The US is far from the only country to foster these AI ambitions. 

The UK, which is hosting the global AI Safety Summit this autumn, has made also public comparable aspirations. 

The UK is lagging behind the US in terms of its AI related deals according to GlobalData analytics. 

Whilst the US recorded around 11,570 deals in the last five years, the UK only made around 1967. 

The UK’s Secretary of Science, Innovation and Technology Michelle Donelan has previously called for the UK to take a “common-sense, outcomes-oriented approach” to AI regulation to transform the UK into a technology superpower by 2030. 

The Ada Lovelace Institute state that for the UK, or any country, to achieve these goals they must create a set of regulations that address any issues that could harm public trust in AI.  

The Institute’s 2023 survey of the British public found that 59% of respondents would want to ensure that there are “clear procedures in place for appealing to a human against an AI decision.” 

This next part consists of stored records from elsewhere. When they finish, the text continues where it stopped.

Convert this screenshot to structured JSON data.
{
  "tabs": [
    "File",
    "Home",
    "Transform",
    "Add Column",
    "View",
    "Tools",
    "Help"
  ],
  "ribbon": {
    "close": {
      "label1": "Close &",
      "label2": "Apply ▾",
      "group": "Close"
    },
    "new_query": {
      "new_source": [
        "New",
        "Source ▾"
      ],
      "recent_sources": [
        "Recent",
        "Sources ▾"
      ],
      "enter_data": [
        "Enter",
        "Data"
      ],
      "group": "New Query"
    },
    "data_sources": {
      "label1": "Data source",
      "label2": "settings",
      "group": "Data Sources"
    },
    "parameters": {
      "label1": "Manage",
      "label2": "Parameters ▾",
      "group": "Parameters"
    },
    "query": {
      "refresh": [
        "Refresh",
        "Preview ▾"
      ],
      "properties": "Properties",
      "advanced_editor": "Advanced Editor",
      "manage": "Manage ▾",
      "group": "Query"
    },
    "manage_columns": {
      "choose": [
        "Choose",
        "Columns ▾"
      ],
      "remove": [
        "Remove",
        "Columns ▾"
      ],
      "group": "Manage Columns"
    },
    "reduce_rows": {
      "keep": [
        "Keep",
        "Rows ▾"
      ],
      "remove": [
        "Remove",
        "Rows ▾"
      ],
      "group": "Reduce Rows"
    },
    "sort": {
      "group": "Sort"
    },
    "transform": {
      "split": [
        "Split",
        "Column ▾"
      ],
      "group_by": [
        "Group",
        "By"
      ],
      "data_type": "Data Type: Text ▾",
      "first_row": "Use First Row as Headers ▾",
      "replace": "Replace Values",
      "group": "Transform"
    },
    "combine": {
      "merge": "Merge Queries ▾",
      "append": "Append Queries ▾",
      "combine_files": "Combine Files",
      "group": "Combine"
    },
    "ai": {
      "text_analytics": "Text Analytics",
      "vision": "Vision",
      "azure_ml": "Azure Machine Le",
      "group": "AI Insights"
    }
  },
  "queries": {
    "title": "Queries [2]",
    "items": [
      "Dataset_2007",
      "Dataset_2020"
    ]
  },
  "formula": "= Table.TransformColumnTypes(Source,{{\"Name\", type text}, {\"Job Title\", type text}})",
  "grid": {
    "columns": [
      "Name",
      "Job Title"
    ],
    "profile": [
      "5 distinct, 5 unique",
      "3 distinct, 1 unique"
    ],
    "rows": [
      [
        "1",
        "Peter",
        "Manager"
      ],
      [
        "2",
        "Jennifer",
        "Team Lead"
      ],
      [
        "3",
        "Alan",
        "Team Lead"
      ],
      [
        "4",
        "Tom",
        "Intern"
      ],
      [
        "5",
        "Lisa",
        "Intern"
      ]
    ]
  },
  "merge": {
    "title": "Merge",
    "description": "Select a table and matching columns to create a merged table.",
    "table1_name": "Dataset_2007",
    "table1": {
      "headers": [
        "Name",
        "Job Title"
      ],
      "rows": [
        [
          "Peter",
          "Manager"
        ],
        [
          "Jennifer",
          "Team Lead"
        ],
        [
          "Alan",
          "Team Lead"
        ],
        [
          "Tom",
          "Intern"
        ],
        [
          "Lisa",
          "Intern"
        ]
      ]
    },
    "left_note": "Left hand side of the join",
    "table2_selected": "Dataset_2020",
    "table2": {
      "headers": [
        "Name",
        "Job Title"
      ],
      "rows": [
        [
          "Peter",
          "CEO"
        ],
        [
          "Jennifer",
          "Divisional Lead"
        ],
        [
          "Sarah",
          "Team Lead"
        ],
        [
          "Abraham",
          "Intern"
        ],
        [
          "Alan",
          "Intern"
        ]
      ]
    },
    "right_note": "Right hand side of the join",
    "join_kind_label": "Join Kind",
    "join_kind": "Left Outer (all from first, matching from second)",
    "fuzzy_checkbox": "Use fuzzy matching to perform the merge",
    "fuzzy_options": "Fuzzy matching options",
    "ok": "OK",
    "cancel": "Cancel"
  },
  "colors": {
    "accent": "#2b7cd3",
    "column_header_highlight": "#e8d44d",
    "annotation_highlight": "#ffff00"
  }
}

As the US seeks to become an AI frontier, it will need to balance between encouraging AI development whilst also recognising the importance of human moderation within AI software.